The price of oil doesn't have to rise very much to make the Fischer-Tropsch process economically feasible. Fischer-Tropsch converts any hydrocarbon source (coal, natural gas, etc) into liquid fuels. The Air Force has certified most (all?) of its fleet to fly on a 50/50 blend of a petroluem jetfuel and synthetic jetfuel.
This process can produce gasoline or any other liquid fuel as well as the kerosene-like jet fuel.
The problem is that it pretty much has to be be subsidized not to make it economically feasible in and of itself, but to prevent foreign oil producers from artificially manipulating the market to eliminate the threat the process creates to their economies. Any investment into F/T technologies will be lost if OPEC pushes gasoline prices down. But failing to make this (and similar alternative energy investments) puts no pressure on OPEC to keep prices low.

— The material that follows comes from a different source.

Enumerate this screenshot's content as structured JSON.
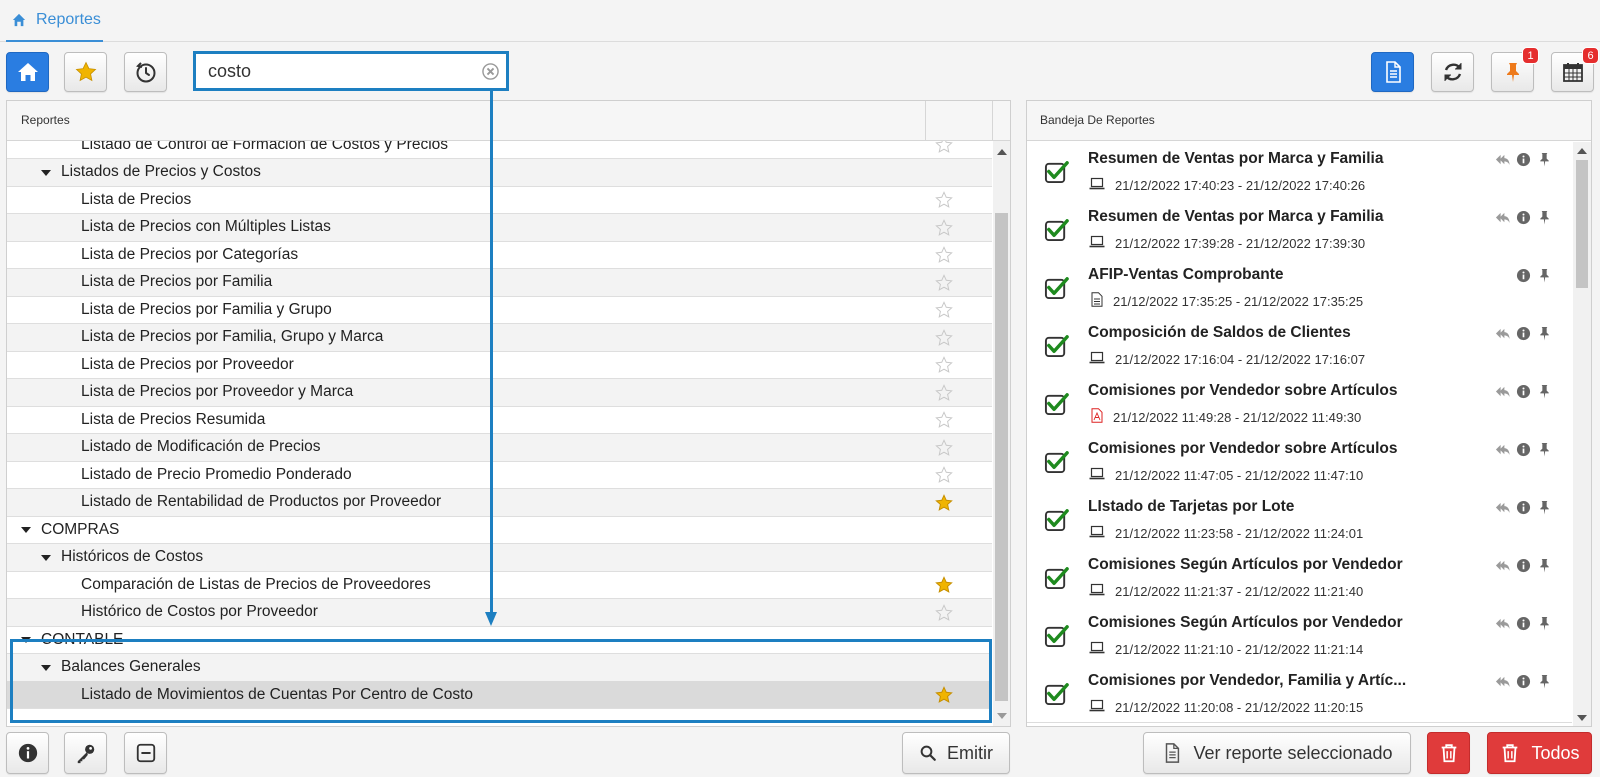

F/T plants, in cooperation with energy producers, can help level loads. Instead of adjusting generation capacity constantly to match the load, generation capacity can be kept at an efficient, nearly constant output, and F/T operations can produce liquid fuels whenever excess capacity is present due to lower consumer demand.
We work together every damn day. --Jon Stewart